(Items listed in a dataset)
BEGIN

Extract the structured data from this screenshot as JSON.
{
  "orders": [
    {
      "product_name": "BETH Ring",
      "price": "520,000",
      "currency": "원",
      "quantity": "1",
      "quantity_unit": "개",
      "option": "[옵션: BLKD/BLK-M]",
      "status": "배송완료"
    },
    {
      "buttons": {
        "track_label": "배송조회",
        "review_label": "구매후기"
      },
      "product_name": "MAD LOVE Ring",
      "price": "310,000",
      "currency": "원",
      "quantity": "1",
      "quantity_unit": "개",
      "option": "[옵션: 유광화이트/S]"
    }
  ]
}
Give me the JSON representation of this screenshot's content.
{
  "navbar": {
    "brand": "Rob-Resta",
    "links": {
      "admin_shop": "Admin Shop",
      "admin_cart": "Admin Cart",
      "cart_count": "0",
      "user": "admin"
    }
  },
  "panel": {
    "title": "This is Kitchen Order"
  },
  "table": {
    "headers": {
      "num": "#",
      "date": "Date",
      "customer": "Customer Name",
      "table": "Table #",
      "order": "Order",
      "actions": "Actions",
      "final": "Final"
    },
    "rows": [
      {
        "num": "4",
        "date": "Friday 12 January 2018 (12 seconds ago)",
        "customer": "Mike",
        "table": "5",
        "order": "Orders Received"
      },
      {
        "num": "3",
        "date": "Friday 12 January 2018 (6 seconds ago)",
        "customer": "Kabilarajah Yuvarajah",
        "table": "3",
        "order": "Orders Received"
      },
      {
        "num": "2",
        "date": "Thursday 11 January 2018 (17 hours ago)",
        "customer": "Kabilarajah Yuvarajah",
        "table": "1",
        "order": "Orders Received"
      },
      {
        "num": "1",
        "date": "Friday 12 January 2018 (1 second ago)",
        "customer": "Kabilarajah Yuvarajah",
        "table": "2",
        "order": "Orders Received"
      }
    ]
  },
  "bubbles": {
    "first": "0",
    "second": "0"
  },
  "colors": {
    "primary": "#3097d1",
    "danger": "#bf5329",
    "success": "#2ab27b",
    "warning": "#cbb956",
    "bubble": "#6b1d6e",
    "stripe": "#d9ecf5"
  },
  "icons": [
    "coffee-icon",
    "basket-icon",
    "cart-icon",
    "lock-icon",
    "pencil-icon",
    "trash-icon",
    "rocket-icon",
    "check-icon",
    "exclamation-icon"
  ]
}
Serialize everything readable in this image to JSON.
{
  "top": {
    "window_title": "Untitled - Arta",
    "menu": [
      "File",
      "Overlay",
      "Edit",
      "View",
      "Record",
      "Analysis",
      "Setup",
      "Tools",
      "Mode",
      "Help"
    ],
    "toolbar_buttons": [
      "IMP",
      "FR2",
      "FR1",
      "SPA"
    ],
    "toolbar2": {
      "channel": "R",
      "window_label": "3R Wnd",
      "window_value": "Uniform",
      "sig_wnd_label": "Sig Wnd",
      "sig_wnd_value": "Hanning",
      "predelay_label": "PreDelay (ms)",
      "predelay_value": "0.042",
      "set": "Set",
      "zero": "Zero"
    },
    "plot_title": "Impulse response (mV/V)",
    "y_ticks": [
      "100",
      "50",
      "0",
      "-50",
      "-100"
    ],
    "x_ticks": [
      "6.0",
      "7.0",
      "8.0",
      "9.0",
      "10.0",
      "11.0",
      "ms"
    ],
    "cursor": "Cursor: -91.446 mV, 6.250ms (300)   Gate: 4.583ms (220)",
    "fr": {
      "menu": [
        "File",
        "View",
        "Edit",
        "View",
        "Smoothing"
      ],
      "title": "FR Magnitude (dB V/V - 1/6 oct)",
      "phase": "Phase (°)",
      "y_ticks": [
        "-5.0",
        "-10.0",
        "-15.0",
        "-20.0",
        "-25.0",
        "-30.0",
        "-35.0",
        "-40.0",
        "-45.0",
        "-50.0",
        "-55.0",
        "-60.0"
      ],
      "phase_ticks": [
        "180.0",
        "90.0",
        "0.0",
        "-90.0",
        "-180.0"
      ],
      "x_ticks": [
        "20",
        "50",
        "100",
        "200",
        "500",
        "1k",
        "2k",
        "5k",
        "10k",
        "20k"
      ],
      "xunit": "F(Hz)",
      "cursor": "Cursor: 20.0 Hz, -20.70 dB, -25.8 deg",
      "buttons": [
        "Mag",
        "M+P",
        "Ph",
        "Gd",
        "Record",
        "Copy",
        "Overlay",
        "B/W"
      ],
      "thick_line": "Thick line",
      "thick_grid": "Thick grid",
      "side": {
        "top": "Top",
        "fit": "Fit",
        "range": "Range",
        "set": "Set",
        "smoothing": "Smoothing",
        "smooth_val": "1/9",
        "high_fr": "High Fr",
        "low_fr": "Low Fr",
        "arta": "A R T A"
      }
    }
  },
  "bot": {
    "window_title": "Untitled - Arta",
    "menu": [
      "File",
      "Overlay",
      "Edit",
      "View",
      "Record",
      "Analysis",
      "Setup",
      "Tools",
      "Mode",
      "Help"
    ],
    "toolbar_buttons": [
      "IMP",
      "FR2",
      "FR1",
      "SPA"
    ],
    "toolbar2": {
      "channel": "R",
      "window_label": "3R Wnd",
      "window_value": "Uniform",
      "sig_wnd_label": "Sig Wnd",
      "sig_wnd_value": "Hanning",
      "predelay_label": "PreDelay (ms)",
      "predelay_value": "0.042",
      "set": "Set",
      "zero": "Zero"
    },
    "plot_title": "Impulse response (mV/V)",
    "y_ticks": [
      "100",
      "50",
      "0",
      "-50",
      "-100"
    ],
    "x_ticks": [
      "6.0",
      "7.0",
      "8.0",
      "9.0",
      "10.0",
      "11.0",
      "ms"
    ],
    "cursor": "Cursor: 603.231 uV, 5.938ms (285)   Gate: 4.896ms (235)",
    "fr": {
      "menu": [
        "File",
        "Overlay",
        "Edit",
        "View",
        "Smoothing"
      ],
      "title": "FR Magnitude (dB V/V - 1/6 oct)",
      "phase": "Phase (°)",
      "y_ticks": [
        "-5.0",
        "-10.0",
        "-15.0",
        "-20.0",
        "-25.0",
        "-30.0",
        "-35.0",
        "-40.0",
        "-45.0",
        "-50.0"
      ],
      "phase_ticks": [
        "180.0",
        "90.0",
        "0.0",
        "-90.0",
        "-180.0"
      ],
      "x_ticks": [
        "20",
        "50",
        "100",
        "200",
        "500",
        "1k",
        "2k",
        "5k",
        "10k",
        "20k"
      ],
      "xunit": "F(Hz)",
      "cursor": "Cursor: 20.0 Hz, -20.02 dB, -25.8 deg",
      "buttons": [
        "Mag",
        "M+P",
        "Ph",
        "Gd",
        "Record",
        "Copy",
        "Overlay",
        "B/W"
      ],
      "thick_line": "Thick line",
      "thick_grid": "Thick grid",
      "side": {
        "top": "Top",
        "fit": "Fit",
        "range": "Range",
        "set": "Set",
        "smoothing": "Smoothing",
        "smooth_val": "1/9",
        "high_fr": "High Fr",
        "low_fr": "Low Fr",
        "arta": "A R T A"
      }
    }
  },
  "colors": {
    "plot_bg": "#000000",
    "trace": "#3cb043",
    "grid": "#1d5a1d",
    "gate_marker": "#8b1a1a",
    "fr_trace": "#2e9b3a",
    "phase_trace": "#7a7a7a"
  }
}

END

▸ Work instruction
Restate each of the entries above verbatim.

▸ Finished exercise
Extract the structured data from this screenshot as JSON.
{
  "orders": [
    {
      "product_name": "BETH Ring",
      "price": "520,000",
      "currency": "원",
      "quantity": "1",
      "quantity_unit": "개",
      "option": "[옵션: BLKD/BLK-M]",
      "status": "배송완료"
    },
    {
      "buttons": {
        "track_label": "배송조회",
        "review_label": "구매후기"
      },
      "product_name": "MAD LOVE Ring",
      "price": "310,000",
      "currency": "원",
      "quantity": "1",
      "quantity_unit": "개",
      "option": "[옵션: 유광화이트/S]"
    }
  ]
}
Give me the JSON representation of this screenshot's content.
{
  "navbar": {
    "brand": "Rob-Resta",
    "links": {
      "admin_shop": "Admin Shop",
      "admin_cart": "Admin Cart",
      "cart_count": "0",
      "user": "admin"
    }
  },
  "panel": {
    "title": "This is Kitchen Order"
  },
  "table": {
    "headers": {
      "num": "#",
      "date": "Date",
      "customer": "Customer Name",
      "table": "Table #",
      "order": "Order",
      "actions": "Actions",
      "final": "Final"
    },
    "rows": [
      {
        "num": "4",
        "date": "Friday 12 January 2018 (12 seconds ago)",
        "customer": "Mike",
        "table": "5",
        "order": "Orders Received"
      },
      {
        "num": "3",
        "date": "Friday 12 January 2018 (6 seconds ago)",
        "customer": "Kabilarajah Yuvarajah",
        "table": "3",
        "order": "Orders Received"
      },
      {
        "num": "2",
        "date": "Thursday 11 January 2018 (17 hours ago)",
        "customer": "Kabilarajah Yuvarajah",
        "table": "1",
        "order": "Orders Received"
      },
      {
        "num": "1",
        "date": "Friday 12 January 2018 (1 second ago)",
        "customer": "Kabilarajah Yuvarajah",
        "table": "2",
        "order": "Orders Received"
      }
    ]
  },
  "bubbles": {
    "first": "0",
    "second": "0"
  },
  "colors": {
    "primary": "#3097d1",
    "danger": "#bf5329",
    "success": "#2ab27b",
    "warning": "#cbb956",
    "bubble": "#6b1d6e",
    "stripe": "#d9ecf5"
  },
  "icons": [
    "coffee-icon",
    "basket-icon",
    "cart-icon",
    "lock-icon",
    "pencil-icon",
    "trash-icon",
    "rocket-icon",
    "check-icon",
    "exclamation-icon"
  ]
}
Serialize everything readable in this image to JSON.
{
  "top": {
    "window_title": "Untitled - Arta",
    "menu": [
      "File",
      "Overlay",
      "Edit",
      "View",
      "Record",
      "Analysis",
      "Setup",
      "Tools",
      "Mode",
      "Help"
    ],
    "toolbar_buttons": [
      "IMP",
      "FR2",
      "FR1",
      "SPA"
    ],
    "toolbar2": {
      "channel": "R",
      "window_label": "3R Wnd",
      "window_value": "Uniform",
      "sig_wnd_label": "Sig Wnd",
      "sig_wnd_value": "Hanning",
      "predelay_label": "PreDelay (ms)",
      "predelay_value": "0.042",
      "set": "Set",
      "zero": "Zero"
    },
    "plot_title": "Impulse response (mV/V)",
    "y_ticks": [
      "100",
      "50",
      "0",
      "-50",
      "-100"
    ],
    "x_ticks": [
      "6.0",
      "7.0",
      "8.0",
      "9.0",
      "10.0",
      "11.0",
      "ms"
    ],
    "cursor": "Cursor: -91.446 mV, 6.250ms (300)   Gate: 4.583ms (220)",
    "fr": {
      "menu": [
        "File",
        "View",
        "Edit",
        "View",
        "Smoothing"
      ],
      "title": "FR Magnitude (dB V/V - 1/6 oct)",
      "phase": "Phase (°)",
      "y_ticks": [
        "-5.0",
        "-10.0",
        "-15.0",
        "-20.0",
        "-25.0",
        "-30.0",
        "-35.0",
        "-40.0",
        "-45.0",
        "-50.0",
        "-55.0",
        "-60.0"
      ],
      "phase_ticks": [
        "180.0",
        "90.0",
        "0.0",
        "-90.0",
        "-180.0"
      ],
      "x_ticks": [
        "20",
        "50",
        "100",
        "200",
        "500",
        "1k",
        "2k",
        "5k",
        "10k",
        "20k"
      ],
      "xunit": "F(Hz)",
      "cursor": "Cursor: 20.0 Hz, -20.70 dB, -25.8 deg",
      "buttons": [
        "Mag",
        "M+P",
        "Ph",
        "Gd",
        "Record",
        "Copy",
        "Overlay",
        "B/W"
      ],
      "thick_line": "Thick line",
      "thick_grid": "Thick grid",
      "side": {
        "top": "Top",
        "fit": "Fit",
        "range": "Range",
        "set": "Set",
        "smoothing": "Smoothing",
        "smooth_val": "1/9",
        "high_fr": "High Fr",
        "low_fr": "Low Fr",
        "arta": "A R T A"
      }
    }
  },
  "bot": {
    "window_title": "Untitled - Arta",
    "menu": [
      "File",
      "Overlay",
      "Edit",
      "View",
      "Record",
      "Analysis",
      "Setup",
      "Tools",
      "Mode",
      "Help"
    ],
    "toolbar_buttons": [
      "IMP",
      "FR2",
      "FR1",
      "SPA"
    ],
    "toolbar2": {
      "channel": "R",
      "window_label": "3R Wnd",
      "window_value": "Uniform",
      "sig_wnd_label": "Sig Wnd",
      "sig_wnd_value": "Hanning",
      "predelay_label": "PreDelay (ms)",
      "predelay_value": "0.042",
      "set": "Set",
      "zero": "Zero"
    },
    "plot_title": "Impulse response (mV/V)",
    "y_ticks": [
      "100",
      "50",
      "0",
      "-50",
      "-100"
    ],
    "x_ticks": [
      "6.0",
      "7.0",
      "8.0",
      "9.0",
      "10.0",
      "11.0",
      "ms"
    ],
    "cursor": "Cursor: 603.231 uV, 5.938ms (285)   Gate: 4.896ms (235)",
    "fr": {
      "menu": [
        "File",
        "Overlay",
        "Edit",
        "View",
        "Smoothing"
      ],
      "title": "FR Magnitude (dB V/V - 1/6 oct)",
      "phase": "Phase (°)",
      "y_ticks": [
        "-5.0",
        "-10.0",
        "-15.0",
        "-20.0",
        "-25.0",
        "-30.0",
        "-35.0",
        "-40.0",
        "-45.0",
        "-50.0"
      ],
      "phase_ticks": [
        "180.0",
        "90.0",
        "0.0",
        "-90.0",
        "-180.0"
      ],
      "x_ticks": [
        "20",
        "50",
        "100",
        "200",
        "500",
        "1k",
        "2k",
        "5k",
        "10k",
        "20k"
      ],
      "xunit": "F(Hz)",
      "cursor": "Cursor: 20.0 Hz, -20.02 dB, -25.8 deg",
      "buttons": [
        "Mag",
        "M+P",
        "Ph",
        "Gd",
        "Record",
        "Copy",
        "Overlay",
        "B/W"
      ],
      "thick_line": "Thick line",
      "thick_grid": "Thick grid",
      "side": {
        "top": "Top",
        "fit": "Fit",
        "range": "Range",
        "set": "Set",
        "smoothing": "Smoothing",
        "smooth_val": "1/9",
        "high_fr": "High Fr",
        "low_fr": "Low Fr",
        "arta": "A R T A"
      }
    }
  },
  "colors": {
    "plot_bg": "#000000",
    "trace": "#3cb043",
    "grid": "#1d5a1d",
    "gate_marker": "#8b1a1a",
    "fr_trace": "#2e9b3a",
    "phase_trace": "#7a7a7a"
  }
}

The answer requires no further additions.